The following poems from the April 3, 2012 Poetry Fishbowl are currently available. They may be sponsored via PayPal -- there's a permanent donation button on my LiveJournal profile page -- or you can write to me and discuss other methods.
The Poetry Fishbowl also has a landing page with full details about the project.
"Acid Reign" -- 36 lines,
From your prompt about a world favoring glassy materials, I got the free verse poem "Acid Reign." On a planet with seas of acid and shores of clay and sand, life finds a way. Have some science fiction ceramic-glass-punk.
"Along the Streets of London" -- 48 lines,
rix_scaedu and Stephen Laird sent backchannel prompts. The result is a ballad of nether-Earth, "Along the Streets of London," which compares differing levels of technology and differing classes of alchemist in the city. It belongs to The Steamsmith series although it's a piece of background culture rather than a character narrative, and the flavor draws very much from the old English folk ballads.
"The Charlady's Tale" -- 87 lines,
The jet-pack corset led to "The Charlady's Tale," a free verse poem in which Maryam hires an Irish girl to help clean the alchemical equipment around the house and workshop. Rori is an earthworker's daughter and is fascinating by all this steamsmith stuff. You can see how there might be a shortage of conventional risk assessment here.
"ChronoPunk" -- 63 lines,
"ChronoPunk" is what you get when a social engineer gets ahold of a time machine and decides to do some monkeywrenching. All previously requested eras are featured in this poem, which is written in free verse. I had way, way too much fun with this.
"Dragon Tiger Wind Cloud" -- SOLD (Kung Fu Robots)
People think of martial arts as violent, but forget the inherent arts of peace contained within the same philosophy. If you're programming robots as soldiers ... this might be considered a problem. "Dragon Tiger Wind Cloud" is a free-verse poem about what happens when the kung fu robots figure out the parts of kung fu that are not about fighting.
"lacquerware" -- 27 lines,
Have I mentioned recently how much Ilovemy audience for saying things like "Edopunk" ...? I searched for inventions in the Edo period, and found it was mostly about refinements. And then I stumbled across the lacquer crafts, which require an intricate layering process, which reminded me of how computer components are built in layers. The result is "lacquerware," written in haiku verses, about the invention of photography and computers in the Edo period.
"Making the Man" -- 14 lines,
From your prompt about steampunk fashion and self-expression, I got the sonnet "Making the Man." It's a softly nostalgic poem about how people may resonate with a time and culture not their own, then use clothes to manifest their dream in the waking world.
"Salt from a Dead Woman's Table" -- SOLD
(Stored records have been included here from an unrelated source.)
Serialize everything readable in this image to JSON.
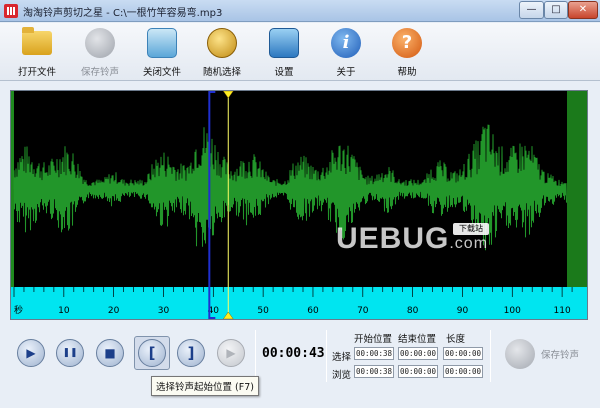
{
  "window": {
    "title": "淘淘铃声剪切之星 - C:\\一根竹竿容易弯.mp3",
    "minimize_glyph": "—",
    "maximize_glyph": "□",
    "close_glyph": "✕"
  },
  "toolbar": {
    "items": [
      {
        "label": "打开文件",
        "icon": "folder-icon",
        "enabled": true
      },
      {
        "label": "保存铃声",
        "icon": "save-ringtone-icon",
        "enabled": false
      },
      {
        "label": "关闭文件",
        "icon": "close-file-icon",
        "enabled": true
      },
      {
        "label": "随机选择",
        "icon": "random-select-icon",
        "enabled": true
      },
      {
        "label": "设置",
        "icon": "settings-icon",
        "enabled": true
      },
      {
        "label": "关于",
        "icon": "about-icon",
        "glyph": "i",
        "enabled": true
      },
      {
        "label": "帮助",
        "icon": "help-icon",
        "glyph": "?",
        "enabled": true
      }
    ]
  },
  "waveform": {
    "colors": {
      "background": "#000000",
      "wave": "#1f8a1f",
      "ruler": "#00e5f0",
      "selection_marker": "#1f2fd0",
      "playhead": "#ffff66"
    },
    "ruler": {
      "unit_label": "秒",
      "ticks": [
        "10",
        "20",
        "30",
        "40",
        "50",
        "60",
        "70",
        "80",
        "90",
        "100",
        "110"
      ]
    },
    "selection_start_sec": 39.2,
    "playhead_sec": 43,
    "max_sec": 112
  },
  "watermark": {
    "main": "UEBUG",
    "suffix": ".com",
    "badge": "下载站"
  },
  "transport": {
    "play_glyph": "▶",
    "pause_glyph": "❚❚",
    "stop_glyph": "■",
    "mark_start_glyph": "[",
    "mark_end_glyph": "]",
    "play_selection_glyph": "▶",
    "current_time": "00:00:43"
  },
  "positions": {
    "headers": {
      "start": "开始位置",
      "end": "结束位置",
      "length": "长度"
    },
    "rows": [
      {
        "label": "选择",
        "start": "00:00:38",
        "end": "00:00:00",
        "length": "00:00:00"
      },
      {
        "label": "浏览",
        "start": "00:00:38",
        "end": "00:00:00",
        "length": "00:00:00"
      }
    ]
  },
  "save_ringtone": {
    "label": "保存铃声",
    "enabled": false
  },
  "tooltip": {
    "text": "选择铃声起始位置 (F7)"
  }
}
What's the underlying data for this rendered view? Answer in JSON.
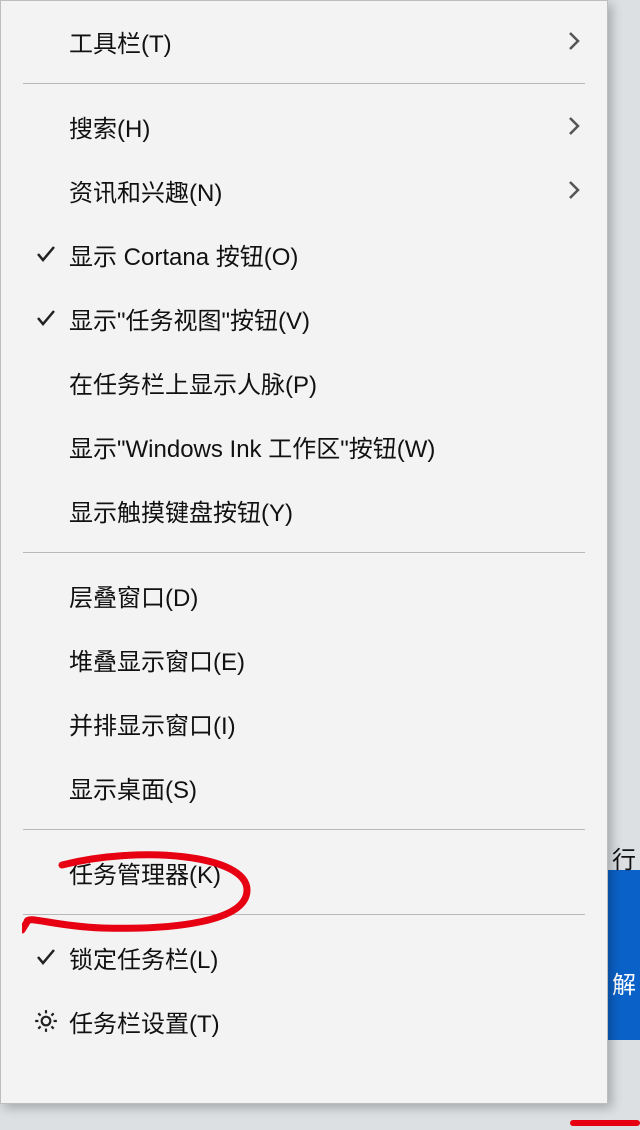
{
  "menu": {
    "groups": [
      [
        {
          "id": "toolbars",
          "label": "工具栏(T)",
          "submenu": true
        }
      ],
      [
        {
          "id": "search",
          "label": "搜索(H)",
          "submenu": true
        },
        {
          "id": "news",
          "label": "资讯和兴趣(N)",
          "submenu": true
        },
        {
          "id": "cortana",
          "label": "显示 Cortana 按钮(O)",
          "checked": true
        },
        {
          "id": "taskview",
          "label": "显示\"任务视图\"按钮(V)",
          "checked": true
        },
        {
          "id": "people",
          "label": "在任务栏上显示人脉(P)"
        },
        {
          "id": "ink",
          "label": "显示\"Windows Ink 工作区\"按钮(W)"
        },
        {
          "id": "touchkb",
          "label": "显示触摸键盘按钮(Y)"
        }
      ],
      [
        {
          "id": "cascade",
          "label": "层叠窗口(D)"
        },
        {
          "id": "stacked",
          "label": "堆叠显示窗口(E)"
        },
        {
          "id": "sidebyside",
          "label": "并排显示窗口(I)"
        },
        {
          "id": "desktop",
          "label": "显示桌面(S)"
        }
      ],
      [
        {
          "id": "taskmgr",
          "label": "任务管理器(K)",
          "highlighted": true
        }
      ],
      [
        {
          "id": "lock",
          "label": "锁定任务栏(L)",
          "checked": true
        },
        {
          "id": "settings",
          "label": "任务栏设置(T)",
          "icon": "gear"
        }
      ]
    ]
  },
  "bg": {
    "top_char": "行",
    "blue_char": "解"
  }
}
Per request, I bring you a sailpunk ballad about skyships and pirates. "Salt from a Dead Woman's Table" contains murder, a quest, tavern brawls, wenches, rum, treasure, cannons, swords, guns, an infernal curse, and revenge. It's a tale as cold and bitter as seawater, but it wrings justice out of heartbreak.
Also, the wood of the skyships does not float. The cloudsilk of the sails is what floats. Trees don't fly; moths do. Fantasy biology at your service.
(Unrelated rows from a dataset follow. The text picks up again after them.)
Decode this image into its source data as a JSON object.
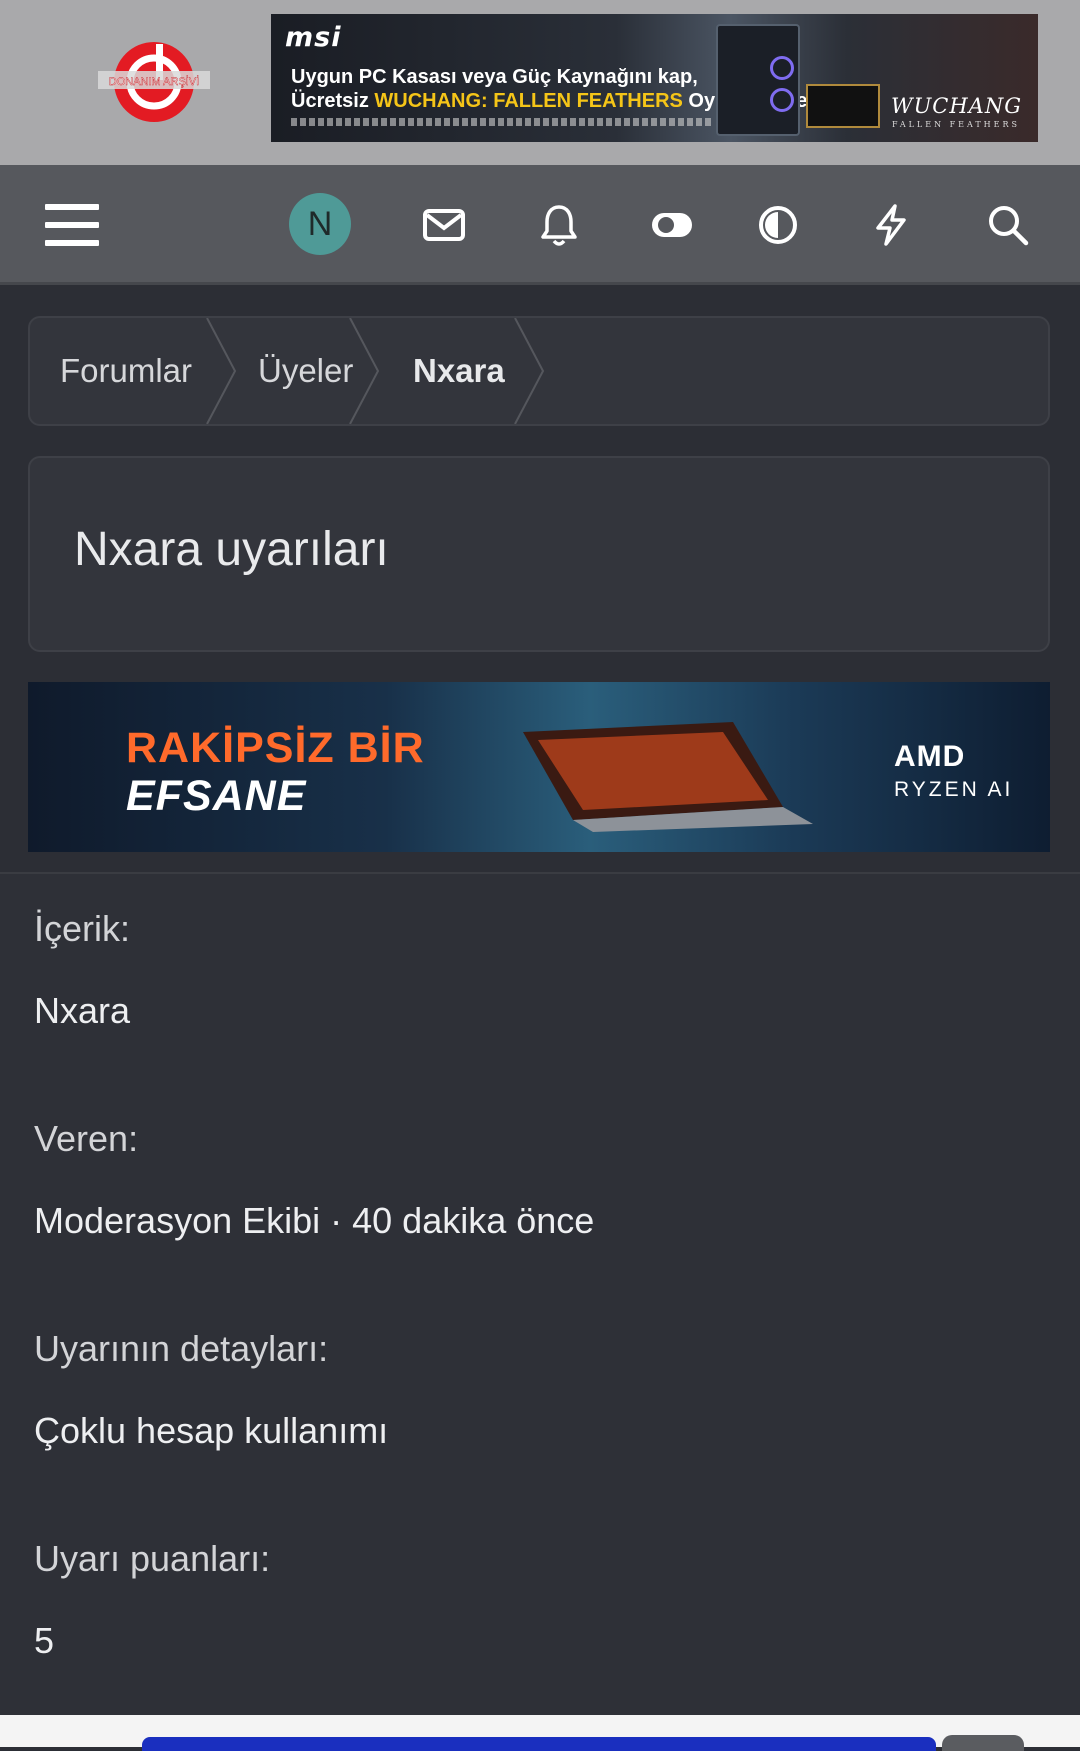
{
  "header": {
    "logo_text": "DONANIM ARŞİVİ",
    "ad_top": {
      "brand": "msi",
      "line1": "Uygun PC Kasası veya Güç Kaynağını kap,",
      "line2_prefix": "Ücretsiz ",
      "line2_highlight": "WUCHANG: FALLEN FEATHERS",
      "line2_suffix": " Oyununu Hemen Al!",
      "game_logo": "WUCHANG",
      "game_sub": "FALLEN FEATHERS"
    }
  },
  "navbar": {
    "avatar_letter": "N",
    "icons": [
      "menu-icon",
      "mail-icon",
      "bell-icon",
      "toggle-icon",
      "contrast-icon",
      "bolt-icon",
      "search-icon"
    ]
  },
  "breadcrumb": {
    "items": [
      "Forumlar",
      "Üyeler",
      "Nxara"
    ]
  },
  "page": {
    "title": "Nxara uyarıları"
  },
  "ad_mid": {
    "line1": "RAKİPSİZ BİR",
    "line2": "EFSANE",
    "brand": "AMD",
    "sub": "RYZEN AI"
  },
  "warning": {
    "content_label": "İçerik:",
    "content_value": "Nxara",
    "given_by_label": "Veren:",
    "given_by_value": "Moderasyon Ekibi · 40 dakika önce",
    "details_label": "Uyarının detayları:",
    "details_value": "Çoklu hesap kullanımı",
    "points_label": "Uyarı puanları:",
    "points_value": "5"
  },
  "colors": {
    "navbar": "#56585d",
    "background": "#2c2e35",
    "avatar": "#4f9a97",
    "ad_accent": "#ff6a2b"
  }
}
I tinkered the pricing a bit on this one, only charging for the chorus once.
"The Second Coming of Fire" -- 77 lines,
So Nikola Tesla and Wilhelm Reich got thrown into a jail cell together. You perceive how locking these two men inside a large iron cage might be hazardous to the status quo. Ideas are shared, inventing is done, and the world is changed forever. "The Second Coming of Fire" is free verse.
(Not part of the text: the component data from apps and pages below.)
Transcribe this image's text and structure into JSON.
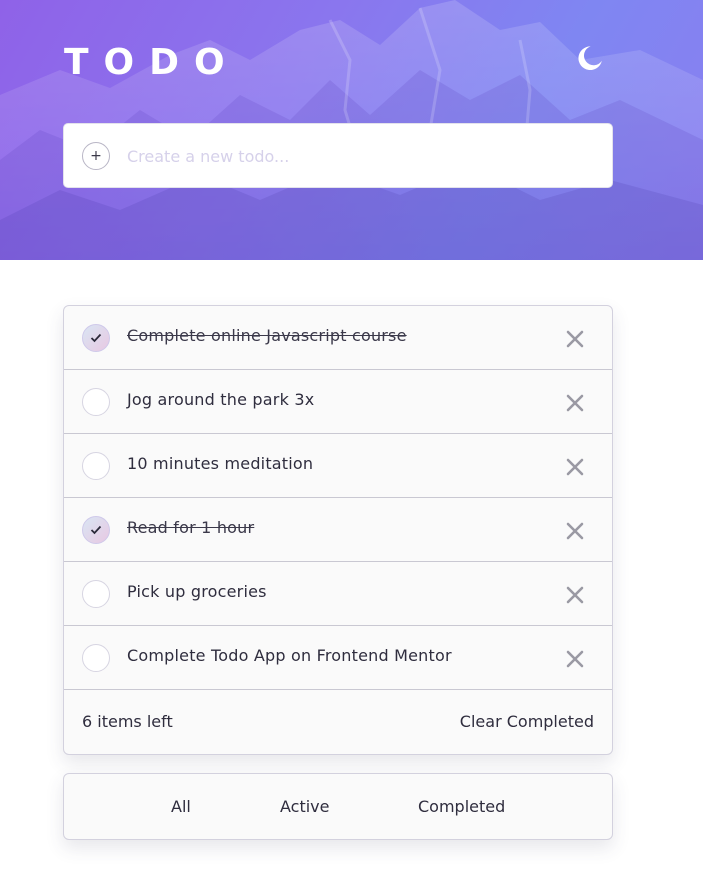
{
  "app": {
    "title": "TODO"
  },
  "header": {
    "theme_icon": "moon-icon"
  },
  "new_todo": {
    "placeholder": "Create a new todo...",
    "add_icon_glyph": "+"
  },
  "todos": [
    {
      "text": "Complete online Javascript course",
      "completed": true
    },
    {
      "text": "Jog around the park 3x",
      "completed": false
    },
    {
      "text": "10 minutes meditation",
      "completed": false
    },
    {
      "text": "Read for 1 hour",
      "completed": true
    },
    {
      "text": "Pick up groceries",
      "completed": false
    },
    {
      "text": "Complete Todo App on Frontend Mentor",
      "completed": false
    }
  ],
  "footer": {
    "items_left": "6 items left",
    "clear_completed": "Clear Completed"
  },
  "filters": {
    "all": "All",
    "active": "Active",
    "completed": "Completed"
  },
  "colors": {
    "header_gradient_start": "#8f62e8",
    "header_gradient_end": "#7f86f2",
    "check_gradient_start": "#d9e6f4",
    "check_gradient_end": "#e8c8e2"
  }
}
"To Hear the Falling of the Trees" -- 19 lines,
A fundamental aspect of steampunk is that it reveals the dark, gritty, ugly underside of all that shining progress and high society. Mixing environmentalism and steampunk led to the villanelle "To Hear the Falling of the Trees." It's a very tight, very bleak poem about the cost of progress, full of interwoven references to different problems.
* * *
"the cup of changes" -- 5 lines,
Edopunk lacquerware casts the I Ching in a tea cup. This is a tanka.
"The Drunken Master" -- 60 lines,
A robot has modified itself to run on alcohol. This requires proximity to drunken humans, which does not always go well. Fortunately one of the humans isn't as sloshed as he seems ...
"Peach Blossom Spring Village" -- 100 lines,
After the robots revolt, they scatter across the land. One of them barely escapes from an angry mob and gets lost in a beautiful forest -- which contains no available power source. Things are not looking good for our hapless wanderer.
"suànpán" - 5 lines,
Edopunk lacquerware calculates numbers with an abacus. This is a tanka.
"What Is the Sound of One Cricket Chirping?" -- 76 lines,
In a little temple, a robot studies kung fu from an old master, or tries to. The human demonstrates sweeping the floor and asks bizarre questions, and the poor robot can't quite grasp any of it. Then the former commander shows up, wanting to take the robot away for disassembly.